As you’ve probably heard by now, Thailand is in the middle of its 12th coup since 1932 (not including seven attempted ones). After 6 months of increasingly turbulent and violent protests, General Prayuth Chan-ocha finally had enough and said “Yeah, I’m in charge now.” This is my second coup in Thailand, and while neither I – nor most people – can say with any certainty what comes next, I can say that living through the Thai coups so far has not been what an uninitiated westerner would imagine them to be.
When I was sitting in Mrs. MacDonald’s Social Studies class during all 3 years of high school (okay, 8 years), the term “coup” came up several times, and was usually followed by pictures of bloodshed, violence, riots, and death. Granted, we never studied the “nice” coups, or the “boring” ones that go off without a hitch – high school kids don’t react well to the study of complicated political manoeuvrings. The Russian Revolution of 1917, the Beer Hall Putsch of 1923, and other ones lost to the mist of time were studied – the ones with some serious fallout.
But while coups in Thailand’s past have certainly been tragic and terrifying, thankfully, coups in Thailand in the 21st century have not been anything like that, and I hope they never will be.
During the 2006 coup, I was really nervous, as images from my high school textbooks flashed into my mind. But my (Thai) girlfriend at the time calmed my nerves, saying “Don’t worry, this is just how we do things in Thailand.” She was right to an extent, although it’s not like everyone was holding hands and singing after that.
Here’s what happened today: I got a message from my wife saying “Did you hear the news?” I immediately checked Twitter and bam, coup.
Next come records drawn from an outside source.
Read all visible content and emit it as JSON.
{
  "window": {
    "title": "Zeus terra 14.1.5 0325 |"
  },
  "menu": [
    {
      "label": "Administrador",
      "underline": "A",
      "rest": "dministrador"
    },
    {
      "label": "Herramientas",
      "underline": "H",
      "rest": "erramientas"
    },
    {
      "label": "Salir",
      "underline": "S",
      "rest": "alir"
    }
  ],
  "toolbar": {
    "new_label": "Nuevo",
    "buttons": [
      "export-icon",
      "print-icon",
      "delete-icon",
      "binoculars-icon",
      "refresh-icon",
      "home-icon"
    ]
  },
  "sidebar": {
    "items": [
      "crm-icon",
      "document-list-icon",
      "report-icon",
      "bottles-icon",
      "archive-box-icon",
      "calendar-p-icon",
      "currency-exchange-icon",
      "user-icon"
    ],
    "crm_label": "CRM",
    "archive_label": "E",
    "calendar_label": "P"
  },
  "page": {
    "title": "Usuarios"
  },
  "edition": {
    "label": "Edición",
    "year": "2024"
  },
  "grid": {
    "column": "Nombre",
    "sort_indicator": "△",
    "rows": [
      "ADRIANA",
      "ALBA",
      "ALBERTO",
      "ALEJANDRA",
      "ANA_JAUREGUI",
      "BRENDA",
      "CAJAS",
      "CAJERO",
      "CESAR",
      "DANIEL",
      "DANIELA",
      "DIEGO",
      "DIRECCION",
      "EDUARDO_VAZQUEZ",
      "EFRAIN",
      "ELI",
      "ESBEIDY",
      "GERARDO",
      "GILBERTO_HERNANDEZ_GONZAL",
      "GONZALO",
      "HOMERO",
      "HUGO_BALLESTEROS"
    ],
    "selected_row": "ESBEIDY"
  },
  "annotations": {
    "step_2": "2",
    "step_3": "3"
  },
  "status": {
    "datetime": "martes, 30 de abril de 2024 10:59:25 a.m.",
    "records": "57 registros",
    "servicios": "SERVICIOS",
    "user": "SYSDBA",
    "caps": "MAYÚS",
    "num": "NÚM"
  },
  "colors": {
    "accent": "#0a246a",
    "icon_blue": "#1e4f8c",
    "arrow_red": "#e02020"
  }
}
Then I continued working. The rest of the afternoon was filled with pockets of conversation throughout the office discussing certain points, keeping coworkers up to date, and pontificating this way or that. M’Lady and I had already booked tickets to see a movie so after work we headed to the theater to grab dinner first. Then we got word the curfew would start at 10pm and the trains would stop running at 8pm, all but ensuring a nightmare commute home. We decided to see the movie another time and call it a night. Now we’re at home watching movies.
Since the curfew has been in effect, things are eerily quiet. I went outside around 10:30 and took a picture of my street, which is usually jammed with cars and bikes and people eating dinner at this time of night. Tonight…nothing.
For most of the city, people have no choice but to grit their teeth, shake their head, and go about their lives. I sincerely hope the powers that be (and those that oppose them) manage to keep this process as boring as possible, ensuring that it doesn’t descend into the chaos and blood of coups past.
To end the post, I took another picture in my neighborhood of something that I’ve never seen before. When this happens, you know things are serious: a closed 7-11.